5 steps toward better colorectal health

Did you know colorectal cancer is one of the most common forms of cancer in the US? It will affect about 1 in 25 Americans in their lifetime. March is Colorectal Cancer Awareness Month, making it an ideal time to look at ways to prevent colorectal cancer and increase your overall health at the same time.


1.) Eat more fruits, veggies, and whole grains—and fewer meats Small tweaks to your diet may make a big difference. According to the American Cancer Society, diets high in vegetables, fruits, and whole grains have been linked to a lower risk of colon or rectal cancer. Another smart move: limit red and processed meats, which have been linked to a greater risk of colorectal cancer.
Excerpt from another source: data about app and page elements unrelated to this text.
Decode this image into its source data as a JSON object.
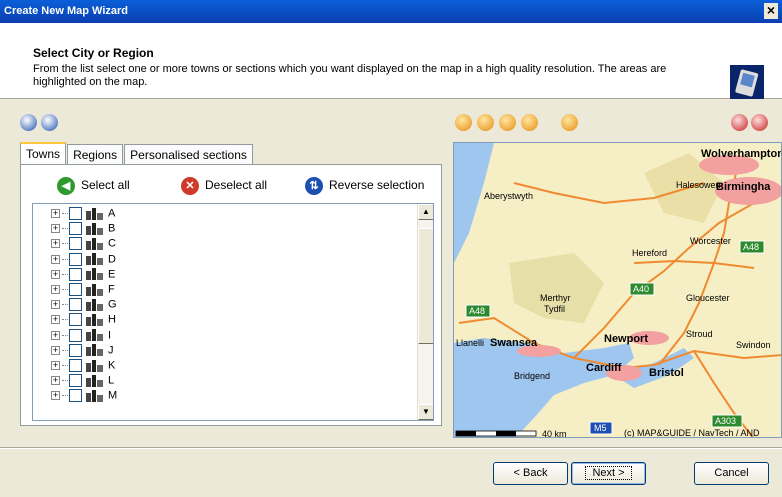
{
  "window": {
    "title": "Create New Map Wizard",
    "close": "×"
  },
  "header": {
    "title": "Select City or Region",
    "description": "From the list select one or more towns or sections which you want displayed on the map in a high quality resolution. The areas are highlighted on the map."
  },
  "tabs": [
    {
      "label": "Towns",
      "active": true
    },
    {
      "label": "Regions",
      "active": false
    },
    {
      "label": "Personalised sections",
      "active": false
    }
  ],
  "actions": {
    "select_all": "Select all",
    "deselect_all": "Deselect all",
    "reverse_selection": "Reverse selection"
  },
  "tree": {
    "expander": "+",
    "items": [
      "A",
      "B",
      "C",
      "D",
      "E",
      "F",
      "G",
      "H",
      "I",
      "J",
      "K",
      "L",
      "M"
    ]
  },
  "map": {
    "places": {
      "wolverhampton": "Wolverhampton",
      "birmingham": "Birmingha",
      "aberystwyth": "Aberystwyth",
      "halesowen": "Halesowen",
      "worcester": "Worcester",
      "hereford": "Hereford",
      "gloucester": "Gloucester",
      "merthyr": "Merthyr",
      "tydfil": "Tydfil",
      "llanelli": "Llanelli",
      "swansea": "Swansea",
      "newport": "Newport",
      "stroud": "Stroud",
      "swindon": "Swindon",
      "bridgend": "Bridgend",
      "cardiff": "Cardiff",
      "bristol": "Bristol"
    },
    "roads": {
      "a48_west": "A48",
      "a48_east": "A48",
      "a40": "A40",
      "m5": "M5",
      "a303": "A303"
    },
    "scale_label": "40 km",
    "copyright": "(c) MAP&GUIDE / NavTech / AND"
  },
  "buttons": {
    "back": "< Back",
    "next": "Next >",
    "cancel": "Cancel"
  },
  "colors": {
    "accent": "#0a5fd8",
    "map_water": "#7fb3e6",
    "map_land": "#f6efc5",
    "road": "#f08a30"
  }
}
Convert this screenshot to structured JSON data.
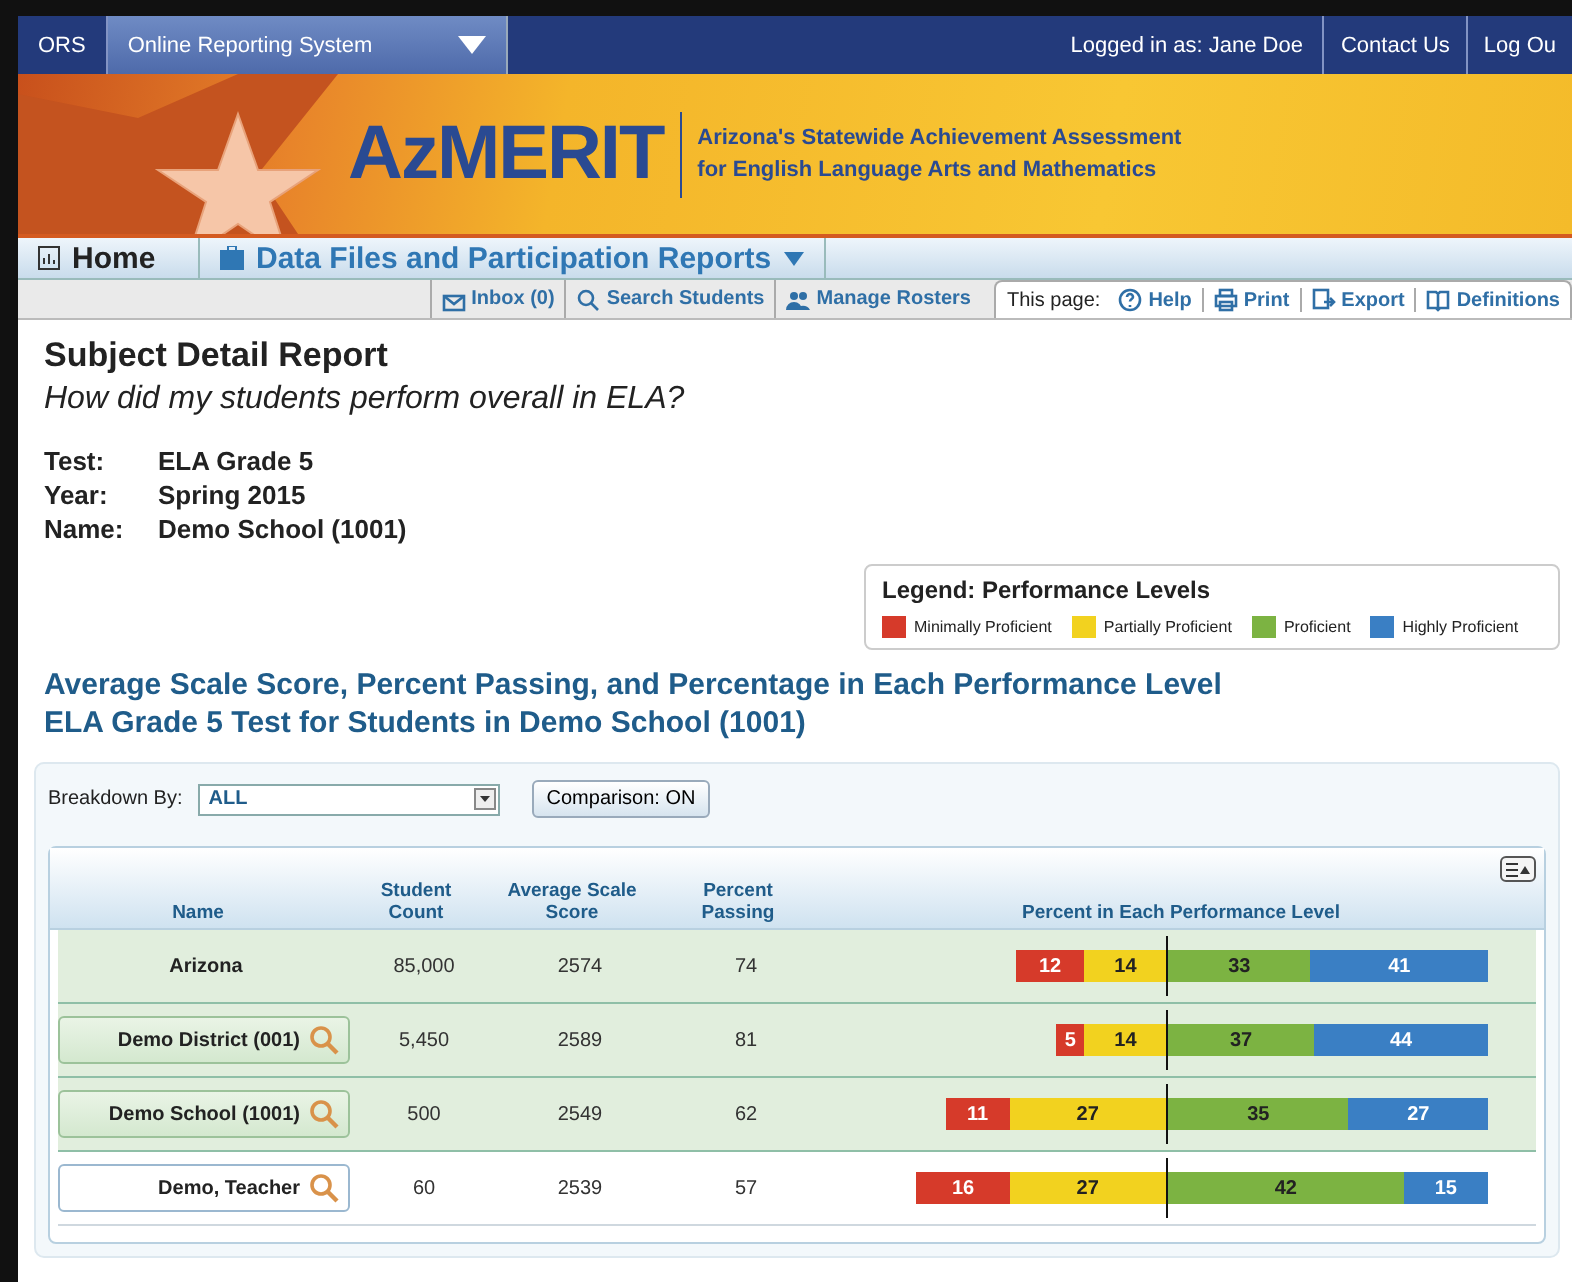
{
  "top_bar": {
    "short_name": "ORS",
    "system_menu": "Online Reporting System",
    "user": "Logged in as: Jane Doe",
    "links": [
      "Contact Us",
      "Log Ou"
    ]
  },
  "banner": {
    "title": "AzMERIT",
    "subtitle_1": "Arizona's Statewide Achievement Assessment",
    "subtitle_2": "for English Language Arts and Mathematics"
  },
  "nav": [
    {
      "label": "Home",
      "selected": false
    },
    {
      "label": "Data Files and Participation Reports",
      "selected": false
    }
  ],
  "toolbar": {
    "left": [
      {
        "label": "Inbox (0)",
        "kind": "inbox"
      },
      {
        "label": "Search Students",
        "kind": "search"
      },
      {
        "label": "Manage Rosters",
        "kind": "people"
      }
    ],
    "page_label": "This page:",
    "right": [
      {
        "label": "Help",
        "kind": "help"
      },
      {
        "label": "Print",
        "kind": "print"
      },
      {
        "label": "Export",
        "kind": "export"
      },
      {
        "label": "Definitions",
        "kind": "book"
      }
    ]
  },
  "report": {
    "title": "Subject Detail Report",
    "question": "How did my students perform overall in ELA?",
    "facts": [
      {
        "label": "Test:",
        "value": "ELA Grade 5"
      },
      {
        "label": "Year:",
        "value": "Spring 2015"
      },
      {
        "label": "Name:",
        "value": "Demo School (1001)"
      }
    ]
  },
  "legend": {
    "title": "Legend: Performance Levels",
    "items": [
      {
        "label": "Minimally Proficient",
        "color": "#d63a2a"
      },
      {
        "label": "Partially Proficient",
        "color": "#f2d21f"
      },
      {
        "label": "Proficient",
        "color": "#7cb342"
      },
      {
        "label": "Highly Proficient",
        "color": "#3a7fc4"
      }
    ]
  },
  "section": {
    "title_1": "Average Scale Score, Percent Passing, and Percentage in Each Performance Level",
    "title_2": "ELA Grade 5 Test for Students in Demo School (1001)"
  },
  "controls": {
    "breakdown_label": "Breakdown By:",
    "breakdown_value": "ALL",
    "comparison": "Comparison: ON"
  },
  "table": {
    "columns": [
      "Name",
      "Student Count",
      "Average Scale Score",
      "Percent Passing",
      "Percent in Each Performance Level"
    ],
    "rows": [
      {
        "kind": "label",
        "shaded": true,
        "name": "Arizona",
        "count": "85,000",
        "score": "2574",
        "passing": "74",
        "levels": [
          "12",
          "14",
          "33",
          "41"
        ]
      },
      {
        "kind": "button",
        "shaded": true,
        "name": "Demo District (001)",
        "count": "5,450",
        "score": "2589",
        "passing": "81",
        "levels": [
          "5",
          "14",
          "37",
          "44"
        ]
      },
      {
        "kind": "button",
        "shaded": true,
        "name": "Demo School (1001)",
        "count": "500",
        "score": "2549",
        "passing": "62",
        "levels": [
          "11",
          "27",
          "35",
          "27"
        ]
      },
      {
        "kind": "button",
        "shaded": false,
        "name": "Demo, Teacher",
        "count": "60",
        "score": "2539",
        "passing": "57",
        "levels": [
          "16",
          "27",
          "42",
          "15"
        ]
      }
    ]
  }
}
2.) Move your body We’ve all heard exercise is good for your heart and your weight. But did you know this? Studies have shown a link between reduced risk of colorectal cancer in people who exercise regularly. Also encouraging: regular exercisers who were diagnosed with a colorectal cancer had a notably higher survival rate. *1


3.) Maintain a healthy weight Being overweight can increase your risk of colon cancer. According to the National Cancer Institute, being obese increases your chances of getting colorectal cancer by about 30%.2 If you need help losing weight, your Primary Care Provider (PCP) is a great place to start. *


4.) Limit alcohol – and stop smoking Colorectal cancer has been linked to alcohol use, according to the American Cancer Society. If you drink alcohol, limit yourself to one drink per day for women and two for men. The connection between smoking and many serious conditions is long established, and colon cancer is no exception. Please talk to your PCP if you need any help quitting either drinking or smoking.


5.) Follow screening guidelines Even without lifestyle changes, there is another thing you can do: get your screenings! Depending on your age, health, and other risk factors, your doctor will recommend the screenings best for you. And check this out: if your doctor recommends a colonoscopy, it can do more than detect cancer. Polyps discovered during the procedure can be removed before they have a chance to develop into cancer.


As you can see, there is a lot you can do to help prevent this common cancer.


*1 https://www.cancer.gov/about-cancer/causes-prevention/risk/obesity/physical-activity-fact-sheet 

*2 https://www.cancer.gov/about-cancer/causes-prevention/risk/obesity/obesity-fact-sheet 


Additional sources: https://www.cancer.org/cancer/colon-rectal-cancer/causes-risks-prevention/risk-factors.html  https://www.cancer.org/latest-news/six-ways-to-lower-your-risk-for-colon-cancer.html 

Author: Stephanie Sample

March 10, 2021